** WORK INSTRUCTION **
Return all lines in the material below that contain "items".

** DATASET RECORDS **
◇ ◇ ◇

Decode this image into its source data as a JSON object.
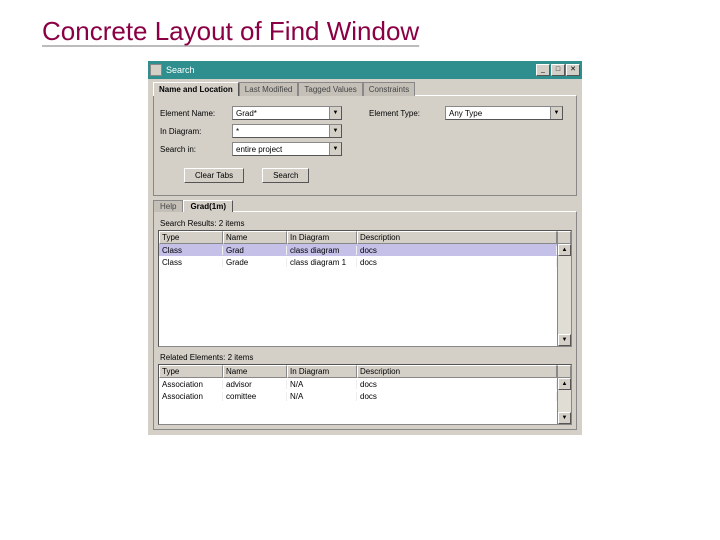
{
  "slide_title": "Concrete Layout of Find Window",
  "window": {
    "title": "Search",
    "tabs": {
      "t1": "Name and Location",
      "t2": "Last Modified",
      "t3": "Tagged Values",
      "t4": "Constraints"
    },
    "form": {
      "element_name_label": "Element Name:",
      "element_name_value": "Grad*",
      "in_diagram_label": "In Diagram:",
      "in_diagram_value": "*",
      "search_in_label": "Search in:",
      "search_in_value": "entire project",
      "element_type_label": "Element Type:",
      "element_type_value": "Any Type"
    },
    "buttons": {
      "clear": "Clear Tabs",
      "search": "Search"
    },
    "subtabs": {
      "help": "Help",
      "grad": "Grad(1m)"
    },
    "results": {
      "label": "Search Results: 2 items",
      "cols": {
        "type": "Type",
        "name": "Name",
        "diag": "In Diagram",
        "desc": "Description"
      },
      "rows": [
        {
          "type": "Class",
          "name": "Grad",
          "diag": "class diagram",
          "desc": "docs"
        },
        {
          "type": "Class",
          "name": "Grade",
          "diag": "class diagram 1",
          "desc": "docs"
        }
      ]
    },
    "related": {
      "label": "Related Elements: 2 items",
      "rows": [
        {
          "type": "Association",
          "name": "advisor",
          "diag": "N/A",
          "desc": "docs"
        },
        {
          "type": "Association",
          "name": "comittee",
          "diag": "N/A",
          "desc": "docs"
        }
      ]
    }
  }
}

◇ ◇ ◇

** SOLVED EXERCISE **
      "label": "Search Results: 2 items",
      "label": "Related Elements: 2 items",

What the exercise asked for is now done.